The scenario here is that I never want users to delete data. Instead a delete will just hide items. However, the issue becomes that insertions fail for deleted items since they will still exists within the database. However, I still want all active items to respect unique key constraints. So I was thinking since the NULL value does not respect unique key constraints, that adding a field to my unique key constraint such as; activated would solve the issue.
unique key example:
- activated NULL
So when a something is deleted activated will be set to NULL, allowing new items to be added that may have the exact same signature. All active items will have a value of 1. Is this generally a good approach? This will be an internal safety measure making it possible to retrieve data that has been accidentally deleted through my applications user interface. I will than have a separate, development only purge method to ride the database of soft-deleted items, when necessary to completely remove items.
Also, I'm thinking it would be good to make activated an enum value, since it should only ever have a single value, 1 when it has a value. Thoughts on that? I know the general idea is to use tinyint but that could result in values other than 1. By using an enum its an absolute tha value will always be 1.
guido2004 — 2010-11-29T02:14:40-05:00 — #2
Never done this myself, but if it works it sounds like a great solution to me.
r937 — 2010-11-29T02:29:37-05:00 — #3
what happened when you tested it?
oddz — 2010-11-29T02:51:56-05:00 — #4
Worked as expected.
Additionally perhaps there is a way to hide the rows with activated set to NULL from all queries? So that I don't have to add the necessary logic to my application layer via activated IS NOT NULL to everything. Essentially if activated is null I would like to treat the row as if doesn't exist as far as my application layer is concerned.
ibazz — 2010-11-29T07:52:54-05:00 — #5
you could assign each record a date which would mean the date the record was created. you then have a choice.
select col_name where
date = ( select max(date)
that will return the latest/lastly added, record
or you could have an end date col as well as a start date col. when the file is created, the end date is set to 0000-00-00. if you add a new record to replace the current one, it would be assigned an end date of 0000-00-00 but the earlier record could be given a date of curdate() - 1.
So your current/live records have an end date of 0000-00-00
the archived/soft deleted have an end date < today.
benefits of this means you can have an archive of soft deletes going further back and of course the 'archive' will also have accidentally deleted items, which can be re-activated.
And if you would have loads of records in the table, you could split off the archived records into a new table of the same structure as the one you are using but, with the named archived in it somewhere
you can re-instate accidentally deleted files/records
you can re-activate any one of numerous previous records without the need to re-enter them

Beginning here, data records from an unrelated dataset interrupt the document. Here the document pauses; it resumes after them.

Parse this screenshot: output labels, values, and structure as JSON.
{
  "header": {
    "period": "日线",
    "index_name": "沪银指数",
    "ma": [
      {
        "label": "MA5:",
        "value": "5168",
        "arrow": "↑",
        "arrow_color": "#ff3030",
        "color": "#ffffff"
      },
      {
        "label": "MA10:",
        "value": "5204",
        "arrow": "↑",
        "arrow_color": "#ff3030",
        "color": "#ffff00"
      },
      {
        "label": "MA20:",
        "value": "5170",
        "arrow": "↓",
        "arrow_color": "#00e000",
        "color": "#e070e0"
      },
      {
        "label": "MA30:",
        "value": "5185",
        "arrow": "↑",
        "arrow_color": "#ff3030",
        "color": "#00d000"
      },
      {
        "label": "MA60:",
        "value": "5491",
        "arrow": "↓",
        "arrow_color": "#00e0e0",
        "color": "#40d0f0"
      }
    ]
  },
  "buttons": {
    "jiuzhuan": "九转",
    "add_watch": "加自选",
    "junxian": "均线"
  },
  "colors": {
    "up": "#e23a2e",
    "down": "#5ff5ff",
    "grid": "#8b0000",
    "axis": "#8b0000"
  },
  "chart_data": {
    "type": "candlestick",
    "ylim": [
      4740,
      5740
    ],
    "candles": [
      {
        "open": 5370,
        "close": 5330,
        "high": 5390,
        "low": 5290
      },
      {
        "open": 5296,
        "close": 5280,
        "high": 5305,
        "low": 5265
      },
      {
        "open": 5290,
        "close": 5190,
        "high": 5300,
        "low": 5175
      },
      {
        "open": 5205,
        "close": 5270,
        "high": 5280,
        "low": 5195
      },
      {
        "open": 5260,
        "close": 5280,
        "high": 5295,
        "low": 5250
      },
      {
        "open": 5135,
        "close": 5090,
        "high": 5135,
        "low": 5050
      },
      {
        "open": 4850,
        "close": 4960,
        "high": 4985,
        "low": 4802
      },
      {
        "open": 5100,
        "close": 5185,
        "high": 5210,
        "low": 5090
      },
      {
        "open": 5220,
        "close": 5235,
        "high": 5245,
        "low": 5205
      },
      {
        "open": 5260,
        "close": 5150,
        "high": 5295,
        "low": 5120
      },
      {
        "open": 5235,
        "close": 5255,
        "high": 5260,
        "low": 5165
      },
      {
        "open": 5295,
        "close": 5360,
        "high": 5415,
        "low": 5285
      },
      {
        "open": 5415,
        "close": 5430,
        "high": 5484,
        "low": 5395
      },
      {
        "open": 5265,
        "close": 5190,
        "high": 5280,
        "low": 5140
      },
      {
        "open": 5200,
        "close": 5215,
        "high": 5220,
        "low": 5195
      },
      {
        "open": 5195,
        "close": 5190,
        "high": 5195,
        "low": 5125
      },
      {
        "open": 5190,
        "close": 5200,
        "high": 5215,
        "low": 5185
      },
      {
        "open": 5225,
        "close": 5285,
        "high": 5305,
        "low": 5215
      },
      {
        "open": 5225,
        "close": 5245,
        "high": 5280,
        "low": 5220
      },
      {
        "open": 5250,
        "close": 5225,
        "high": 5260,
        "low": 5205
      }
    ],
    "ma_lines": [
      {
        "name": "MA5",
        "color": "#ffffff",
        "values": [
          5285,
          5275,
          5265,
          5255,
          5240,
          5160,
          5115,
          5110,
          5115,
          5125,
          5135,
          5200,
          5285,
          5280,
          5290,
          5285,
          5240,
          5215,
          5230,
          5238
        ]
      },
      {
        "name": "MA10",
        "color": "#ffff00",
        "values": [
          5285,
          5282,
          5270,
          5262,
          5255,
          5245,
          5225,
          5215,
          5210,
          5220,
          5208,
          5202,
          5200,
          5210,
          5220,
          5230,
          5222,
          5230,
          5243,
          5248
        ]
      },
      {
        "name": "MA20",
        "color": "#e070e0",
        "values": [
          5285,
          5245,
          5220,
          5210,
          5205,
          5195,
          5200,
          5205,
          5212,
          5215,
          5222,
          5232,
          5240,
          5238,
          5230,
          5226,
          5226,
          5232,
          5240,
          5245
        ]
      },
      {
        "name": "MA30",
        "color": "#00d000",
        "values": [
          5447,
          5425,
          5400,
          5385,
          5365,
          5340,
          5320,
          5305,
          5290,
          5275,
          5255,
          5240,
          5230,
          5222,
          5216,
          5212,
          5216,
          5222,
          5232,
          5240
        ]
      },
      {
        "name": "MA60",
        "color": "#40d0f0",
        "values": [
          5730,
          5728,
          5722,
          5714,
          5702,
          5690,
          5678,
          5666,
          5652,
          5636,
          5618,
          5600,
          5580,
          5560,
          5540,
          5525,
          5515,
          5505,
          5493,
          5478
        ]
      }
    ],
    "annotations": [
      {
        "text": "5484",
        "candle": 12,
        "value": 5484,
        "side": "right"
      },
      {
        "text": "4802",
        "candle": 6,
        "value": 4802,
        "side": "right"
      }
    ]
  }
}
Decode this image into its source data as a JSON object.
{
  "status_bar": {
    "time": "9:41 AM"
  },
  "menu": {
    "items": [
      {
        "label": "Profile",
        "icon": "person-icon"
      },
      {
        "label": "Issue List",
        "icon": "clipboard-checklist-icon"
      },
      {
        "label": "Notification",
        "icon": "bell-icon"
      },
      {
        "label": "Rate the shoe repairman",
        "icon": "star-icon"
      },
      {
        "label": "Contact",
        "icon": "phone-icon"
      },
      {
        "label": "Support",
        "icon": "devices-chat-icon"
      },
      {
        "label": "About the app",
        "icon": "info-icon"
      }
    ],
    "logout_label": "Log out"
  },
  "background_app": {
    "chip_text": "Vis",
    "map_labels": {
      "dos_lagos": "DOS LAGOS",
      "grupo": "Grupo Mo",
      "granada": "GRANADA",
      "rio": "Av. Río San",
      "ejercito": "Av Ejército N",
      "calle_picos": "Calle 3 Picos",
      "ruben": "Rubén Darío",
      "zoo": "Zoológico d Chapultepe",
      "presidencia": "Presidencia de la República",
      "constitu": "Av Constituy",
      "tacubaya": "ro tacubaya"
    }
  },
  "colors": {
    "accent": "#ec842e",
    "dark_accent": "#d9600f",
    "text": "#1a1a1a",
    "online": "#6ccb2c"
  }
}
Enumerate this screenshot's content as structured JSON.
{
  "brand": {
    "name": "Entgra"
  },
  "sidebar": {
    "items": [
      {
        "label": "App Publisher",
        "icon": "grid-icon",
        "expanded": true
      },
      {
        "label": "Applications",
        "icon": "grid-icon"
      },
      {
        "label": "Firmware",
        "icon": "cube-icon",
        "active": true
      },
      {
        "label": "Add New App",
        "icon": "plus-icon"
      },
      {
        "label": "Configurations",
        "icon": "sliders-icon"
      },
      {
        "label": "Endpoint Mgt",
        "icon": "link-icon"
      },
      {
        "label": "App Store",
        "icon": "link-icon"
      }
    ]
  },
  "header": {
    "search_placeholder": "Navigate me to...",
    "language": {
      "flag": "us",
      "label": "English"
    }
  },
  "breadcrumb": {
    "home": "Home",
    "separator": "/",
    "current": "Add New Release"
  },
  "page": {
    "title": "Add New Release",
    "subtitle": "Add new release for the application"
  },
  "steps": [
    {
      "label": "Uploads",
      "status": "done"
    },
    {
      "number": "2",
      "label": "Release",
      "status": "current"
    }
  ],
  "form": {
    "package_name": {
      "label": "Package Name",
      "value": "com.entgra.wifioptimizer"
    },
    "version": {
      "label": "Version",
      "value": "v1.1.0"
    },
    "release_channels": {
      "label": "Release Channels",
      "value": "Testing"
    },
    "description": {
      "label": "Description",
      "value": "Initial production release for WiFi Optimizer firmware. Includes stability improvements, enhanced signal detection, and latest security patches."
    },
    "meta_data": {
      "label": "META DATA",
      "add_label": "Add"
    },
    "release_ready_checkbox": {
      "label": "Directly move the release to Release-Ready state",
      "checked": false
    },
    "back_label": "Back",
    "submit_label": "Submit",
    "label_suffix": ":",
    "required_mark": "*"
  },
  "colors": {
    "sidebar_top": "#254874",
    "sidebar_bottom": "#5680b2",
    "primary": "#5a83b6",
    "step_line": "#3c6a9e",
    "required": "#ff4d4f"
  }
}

oddz — 2010-11-29T08:42:11-05:00 — #6
That won't work, think about it.
At least, not unless everything is created at the same time…
Splitting up the table is not something I feel is necessary at this point.